No matter how much the public wants them to go away, Alabama simply cannot stop winning National Championships under Nick Saban. After closing out their fifth championship under Saban, Alabama football can only be referred to as a dynasty. Let’s take a look at the greatest dynasties in the history of college football.
Notre Dame 1941 – 1949
During World War II, no school could match the success of the Fighting Irish. They won four National Championships and placed in the AP Top 10 in all nine years.

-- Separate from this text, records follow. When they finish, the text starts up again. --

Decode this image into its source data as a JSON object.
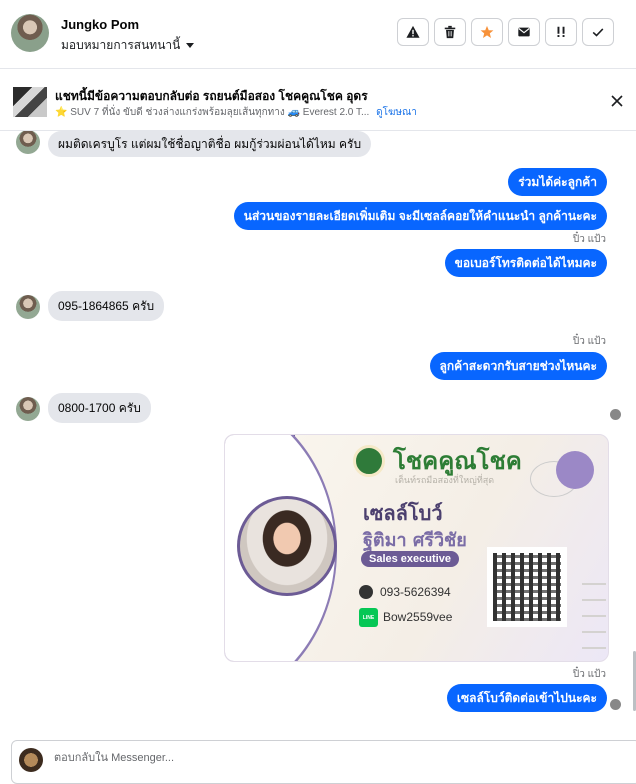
{
  "header": {
    "contact_name": "Jungko Pom",
    "assign_label": "มอบหมายการสนทนานี้",
    "actions": [
      {
        "name": "spam-button",
        "icon": "warning-triangle-icon"
      },
      {
        "name": "delete-button",
        "icon": "trash-icon"
      },
      {
        "name": "star-button",
        "icon": "star-icon"
      },
      {
        "name": "mark-unread-button",
        "icon": "envelope-icon"
      },
      {
        "name": "follow-up-button",
        "icon": "exclamation-icon"
      },
      {
        "name": "done-button",
        "icon": "checkmark-icon"
      }
    ],
    "star_color": "#f7923a"
  },
  "ad": {
    "title": "แชทนี้มีข้อความตอบกลับต่อ รถยนต์มือสอง โชคคูณโชค อุดร",
    "subtitle": "⭐ SUV 7 ที่นั่ง ขับดี ช่วงล่างแกร่งพร้อมลุยเส้นทุกทาง 🚙 Everest 2.0 T...",
    "link": "ดูโฆษณา"
  },
  "messages": [
    {
      "dir": "in",
      "text": "ผมติดเครบูโร แต่ผมใช้ชื่อญาติชื่อ ผมกู้ร่วมผ่อนได้ไหม ครับ"
    },
    {
      "dir": "out",
      "text": "ร่วมได้ค่ะลูกค้า"
    },
    {
      "dir": "out",
      "text": "นส่วนของรายละเอียดเพิ่มเติม จะมีเซลล์คอยให้คำแนะนำ ลูกค้านะคะ"
    },
    {
      "dir": "seen",
      "text": "ปิ๋ว แป้ว"
    },
    {
      "dir": "out",
      "text": "ขอเบอร์โทรติดต่อได้ไหมคะ"
    },
    {
      "dir": "in",
      "text": "095-1864865 ครับ"
    },
    {
      "dir": "seen",
      "text": "ปิ๋ว แป้ว"
    },
    {
      "dir": "out",
      "text": "ลูกค้าสะดวกรับสายช่วงไหนคะ"
    },
    {
      "dir": "in",
      "text": "0800-1700 ครับ"
    },
    {
      "dir": "seen",
      "text": "ปิ๋ว แป้ว"
    },
    {
      "dir": "out",
      "text": "เซลล์โบว์ติดต่อเข้าไปนะคะ"
    }
  ],
  "card": {
    "brand": "โชคคูณโชค",
    "tagline": "เต็นท์รถมือสองที่ใหญ่ที่สุด",
    "nickname": "เซลล์โบว์",
    "fullname": "ฐิติมา ศรีวิชัย",
    "role": "Sales executive",
    "phone": "093-5626394",
    "line_badge": "LINE",
    "line_id": "Bow2559vee",
    "accent": "#6c5b95"
  },
  "composer": {
    "placeholder": "ตอบกลับใน Messenger..."
  },
  "colors": {
    "outgoing_bubble": "#0866ff",
    "incoming_bubble": "#e4e6eb"
  }
}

In 1943, they won a ring even though their Heisman-winning quarterback was called to active duty six games into the season.
Miami 1983 – 1992
In 1983, the mustachioed Howard Schnellenberger led The U to a championship win over Nebraska ushering in an era of unmatched attitude on Coral Gables. Even with three coaches over a decade, The U won four titles and finished out of the top ten only once. Two of its quarterbacks took home Heisman trophies.
After his ill-fated two-point try versus Miami in 1983, Tom Osborne was determined to get his elusive championship. His Cornhuskers eventually won three titles in four years under Osborne’s leadership.
Even though the forward pass was not yet legal, Michigan football was THE team at the turn of the century. Coach Fielding Yost went 55-1 and impressively did not allow a point in the 1901 season. Although there were no polls at the time, they are considered the champions in four of these five seasons.
A few teams dominated college football in the 60s and 70s. Bear Bryant’s Alabama team was one of the most dominant. They finished top ten nine straight years and won three titles after Bryant returned to his alma mater.
We’d be remiss not to include this year’s national champions. Five titles in nine seasons is unheard of in today’s game, yet Saban and Alabama have shown no signs of slowing down.